[Element data from apps and pages]
════

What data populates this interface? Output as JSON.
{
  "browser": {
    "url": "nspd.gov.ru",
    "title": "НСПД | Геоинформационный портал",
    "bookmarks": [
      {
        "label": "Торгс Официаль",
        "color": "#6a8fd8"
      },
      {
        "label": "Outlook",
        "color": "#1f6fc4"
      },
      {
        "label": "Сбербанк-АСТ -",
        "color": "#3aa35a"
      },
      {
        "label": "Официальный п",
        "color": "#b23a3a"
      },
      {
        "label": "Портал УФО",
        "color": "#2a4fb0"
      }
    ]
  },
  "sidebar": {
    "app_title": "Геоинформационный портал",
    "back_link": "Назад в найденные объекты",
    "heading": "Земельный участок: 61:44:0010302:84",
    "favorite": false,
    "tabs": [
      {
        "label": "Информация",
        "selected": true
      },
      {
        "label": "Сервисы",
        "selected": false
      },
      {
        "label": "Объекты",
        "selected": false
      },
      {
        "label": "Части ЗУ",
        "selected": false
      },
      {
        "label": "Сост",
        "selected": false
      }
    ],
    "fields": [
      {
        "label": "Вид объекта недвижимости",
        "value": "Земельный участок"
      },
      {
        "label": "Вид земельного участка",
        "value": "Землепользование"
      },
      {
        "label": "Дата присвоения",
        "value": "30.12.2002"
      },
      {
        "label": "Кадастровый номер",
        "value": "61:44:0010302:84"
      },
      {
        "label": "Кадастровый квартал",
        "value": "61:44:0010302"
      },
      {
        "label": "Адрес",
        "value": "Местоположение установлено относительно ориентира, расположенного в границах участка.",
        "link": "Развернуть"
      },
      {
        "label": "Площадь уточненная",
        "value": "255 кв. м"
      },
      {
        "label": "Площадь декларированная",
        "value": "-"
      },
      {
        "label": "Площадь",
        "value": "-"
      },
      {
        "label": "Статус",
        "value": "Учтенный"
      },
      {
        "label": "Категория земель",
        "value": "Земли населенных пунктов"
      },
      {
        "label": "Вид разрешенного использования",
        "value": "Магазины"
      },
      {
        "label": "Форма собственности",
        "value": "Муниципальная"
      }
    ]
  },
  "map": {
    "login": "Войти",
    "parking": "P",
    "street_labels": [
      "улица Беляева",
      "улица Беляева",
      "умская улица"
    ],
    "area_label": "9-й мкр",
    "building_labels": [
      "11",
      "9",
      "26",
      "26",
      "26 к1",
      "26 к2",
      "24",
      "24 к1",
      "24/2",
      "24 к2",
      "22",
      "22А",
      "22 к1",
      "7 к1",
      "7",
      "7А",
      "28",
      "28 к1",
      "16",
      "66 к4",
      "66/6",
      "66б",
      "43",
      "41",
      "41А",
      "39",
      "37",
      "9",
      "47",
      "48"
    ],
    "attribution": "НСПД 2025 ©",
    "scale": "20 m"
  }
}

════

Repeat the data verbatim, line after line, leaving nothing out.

What data populates this interface? Output as JSON.
{
  "browser": {
    "url": "nspd.gov.ru",
    "title": "НСПД | Геоинформационный портал",
    "bookmarks": [
      {
        "label": "Торгс Официаль",
        "color": "#6a8fd8"
      },
      {
        "label": "Outlook",
        "color": "#1f6fc4"
      },
      {
        "label": "Сбербанк-АСТ -",
        "color": "#3aa35a"
      },
      {
        "label": "Официальный п",
        "color": "#b23a3a"
      },
      {
        "label": "Портал УФО",
        "color": "#2a4fb0"
      }
    ]
  },
  "sidebar": {
    "app_title": "Геоинформационный портал",
    "back_link": "Назад в найденные объекты",
    "heading": "Земельный участок: 61:44:0010302:84",
    "favorite": false,
    "tabs": [
      {
        "label": "Информация",
        "selected": true
      },
      {
        "label": "Сервисы",
        "selected": false
      },
      {
        "label": "Объекты",
        "selected": false
      },
      {
        "label": "Части ЗУ",
        "selected": false
      },
      {
        "label": "Сост",
        "selected": false
      }
    ],
    "fields": [
      {
        "label": "Вид объекта недвижимости",
        "value": "Земельный участок"
      },
      {
        "label": "Вид земельного участка",
        "value": "Землепользование"
      },
      {
        "label": "Дата присвоения",
        "value": "30.12.2002"
      },
      {
        "label": "Кадастровый номер",
        "value": "61:44:0010302:84"
      },
      {
        "label": "Кадастровый квартал",
        "value": "61:44:0010302"
      },
      {
        "label": "Адрес",
        "value": "Местоположение установлено относительно ориентира, расположенного в границах участка.",
        "link": "Развернуть"
      },
      {
        "label": "Площадь уточненная",
        "value": "255 кв. м"
      },
      {
        "label": "Площадь декларированная",
        "value": "-"
      },
      {
        "label": "Площадь",
        "value": "-"
      },
      {
        "label": "Статус",
        "value": "Учтенный"
      },
      {
        "label": "Категория земель",
        "value": "Земли населенных пунктов"
      },
      {
        "label": "Вид разрешенного использования",
        "value": "Магазины"
      },
      {
        "label": "Форма собственности",
        "value": "Муниципальная"
      }
    ]
  },
  "map": {
    "login": "Войти",
    "parking": "P",
    "street_labels": [
      "улица Беляева",
      "улица Беляева",
      "умская улица"
    ],
    "area_label": "9-й мкр",
    "building_labels": [
      "11",
      "9",
      "26",
      "26",
      "26 к1",
      "26 к2",
      "24",
      "24 к1",
      "24/2",
      "24 к2",
      "22",
      "22А",
      "22 к1",
      "7 к1",
      "7",
      "7А",
      "28",
      "28 к1",
      "16",
      "66 к4",
      "66/6",
      "66б",
      "43",
      "41",
      "41А",
      "39",
      "37",
      "9",
      "47",
      "48"
    ],
    "attribution": "НСПД 2025 ©",
    "scale": "20 m"
  }
}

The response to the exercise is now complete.